17 Ho (1971) p. 219. Furthermore, growth rates in many particular regions far exceeded the national average, with for example the population of Hebei increasing perhaps 1,100% from 1393 to 1790. See Huang (1985) pp. 321-325.
18 Pomeranz (2000) p. 33; Clark (2007) p. 141. Smith (1899) pp. 18-19 also estimated that in his own day large portions of the Chinese agricultural countryside had a population density four times that of Belgium, the most densely populated country in Europe.
19The question of why Europe escaped its own Malthusian trap via an Industrial Revolution while China did not is an intriguing and important one, and a persuasive hypothesis is provided in Pomeranz (2000).
20 Moise (1977) p. 5.
21 Hinton (1966) p. 25; Smith (1899) p. 196.
22 Ho (1959) pp. 342-348.
23 Interviewed in Snow (1938/68) pp. 130-131.
24 Moise (1977).
25 Crook (1959) p. 133.
26 Crook (1959) p. 11.
27 Yang (1959a) p. 18.
28 Yang (1959a) p. 51.
29 William Hinton noted firsthand this inherent difficulty with the Communist “feudal tails campaign,” aimed at the heirs of wealthy landlords and other exploiters: “So great was the tendency of Chinese society toward dissipation of wealth through the practice of equal inheritance that very few persons could claim with confidence that their families were free from the taint of past exploitation.” See Hinton (1966) p. 203.
30 Hinton (1966) p. 38.
31 Yang (1945) p. 13.
32 Moise (1977) p. 20. In fact, Yang (1945) p. 12 explicitly characterizes village history as being “the ecological succession of clans,” as more successful families multiplied in size and gradually “crowded out” their less successful competitors, which eventually disappeared.

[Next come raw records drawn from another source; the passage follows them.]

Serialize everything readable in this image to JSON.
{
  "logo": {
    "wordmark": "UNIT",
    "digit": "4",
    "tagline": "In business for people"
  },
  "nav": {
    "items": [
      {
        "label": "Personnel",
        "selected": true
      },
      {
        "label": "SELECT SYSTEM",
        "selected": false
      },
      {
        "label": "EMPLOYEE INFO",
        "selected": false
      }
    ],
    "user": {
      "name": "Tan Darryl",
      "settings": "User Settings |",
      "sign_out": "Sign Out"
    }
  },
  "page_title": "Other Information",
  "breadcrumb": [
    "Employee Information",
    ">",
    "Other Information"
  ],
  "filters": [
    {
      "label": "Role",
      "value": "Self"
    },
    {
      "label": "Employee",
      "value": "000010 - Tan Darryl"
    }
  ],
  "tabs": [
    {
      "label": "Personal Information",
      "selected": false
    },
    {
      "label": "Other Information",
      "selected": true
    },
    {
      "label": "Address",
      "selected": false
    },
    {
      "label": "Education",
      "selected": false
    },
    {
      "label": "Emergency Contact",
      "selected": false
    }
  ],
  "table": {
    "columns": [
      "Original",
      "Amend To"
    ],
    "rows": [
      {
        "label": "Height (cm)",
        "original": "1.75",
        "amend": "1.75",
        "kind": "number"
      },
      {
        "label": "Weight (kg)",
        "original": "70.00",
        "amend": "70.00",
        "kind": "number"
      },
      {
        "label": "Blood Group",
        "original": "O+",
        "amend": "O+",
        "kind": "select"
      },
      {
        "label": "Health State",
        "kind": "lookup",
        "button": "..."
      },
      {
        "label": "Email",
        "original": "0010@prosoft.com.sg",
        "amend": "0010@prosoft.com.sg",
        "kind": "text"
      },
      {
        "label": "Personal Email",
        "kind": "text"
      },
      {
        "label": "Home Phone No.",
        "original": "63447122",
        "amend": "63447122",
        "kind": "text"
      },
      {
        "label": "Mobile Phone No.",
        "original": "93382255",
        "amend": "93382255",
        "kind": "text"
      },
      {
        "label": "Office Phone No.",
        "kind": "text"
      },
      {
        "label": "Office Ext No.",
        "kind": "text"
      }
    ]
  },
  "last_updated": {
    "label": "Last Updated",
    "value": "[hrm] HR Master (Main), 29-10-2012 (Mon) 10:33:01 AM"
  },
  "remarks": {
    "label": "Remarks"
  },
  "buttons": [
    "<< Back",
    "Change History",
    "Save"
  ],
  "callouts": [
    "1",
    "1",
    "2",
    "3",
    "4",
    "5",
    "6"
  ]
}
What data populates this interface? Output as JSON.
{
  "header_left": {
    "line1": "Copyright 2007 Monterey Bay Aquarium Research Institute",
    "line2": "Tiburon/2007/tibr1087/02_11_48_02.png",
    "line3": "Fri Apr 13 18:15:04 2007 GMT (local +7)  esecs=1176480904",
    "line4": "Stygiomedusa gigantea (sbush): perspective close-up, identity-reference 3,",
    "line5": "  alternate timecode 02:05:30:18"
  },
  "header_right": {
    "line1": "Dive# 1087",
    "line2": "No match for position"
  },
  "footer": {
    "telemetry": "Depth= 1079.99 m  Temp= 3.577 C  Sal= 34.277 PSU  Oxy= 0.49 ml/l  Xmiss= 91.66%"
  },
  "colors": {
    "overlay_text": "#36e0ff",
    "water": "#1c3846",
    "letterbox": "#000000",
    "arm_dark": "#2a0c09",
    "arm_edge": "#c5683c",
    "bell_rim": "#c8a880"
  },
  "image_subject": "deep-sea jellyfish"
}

33 Under the Accelerationist evolutionary model, the rate at which beneficial mutations arise is proportional to the size of the population, and during most of its history China functioned as a single population pool, containing a quarter or more of all mankind. See Cochran (2009) pp. 65-76.
34Perhaps the strongest evidence against this causal model for the origins of current Chinese achievement comes from the difficulty of extending it to the other highly successful peoples of East Asia. Both the Japanese and the Koreans have done remarkably well in their economic and technological advancement, and also as small immigrant racial minorities in America and elsewhere. However, there is no evidence that rural life in either country had any of the major features possibly so significant for Chinese history, such as a total lack of feudal caste structure, an exceptionally commercialized system of agricultural production and land tenure, and the massive universal downward mobility due to equal division of property among male heirs. Indeed, Japanese society in particular had always been dominated by a rigidly aristocratic military caste, totally different from the exam-based meritocratic elite governing China. So to the extent that the modern behavior and performance of Japanese and Koreans closely resembles that of Han Chinese, we must look to other cultural, economic, or genetic factors in explaining this similarity rather than the legacy of the socio-economic system discussed in this article, such as the “cold winters” hypothesis of Richard Lynn and others. See Rindermann (2012) p. 363.
35 “Scientist’s Study of Brain Genes Sparks a Backlash,” Antonio Regaldo, The Wall Street Journal, June 16, 2006, A1: http://online.wsj.com/public/article/SB115040765329081636-T5DQ4jvnwqOdVvsP_XSVG_lvgik_20060628.html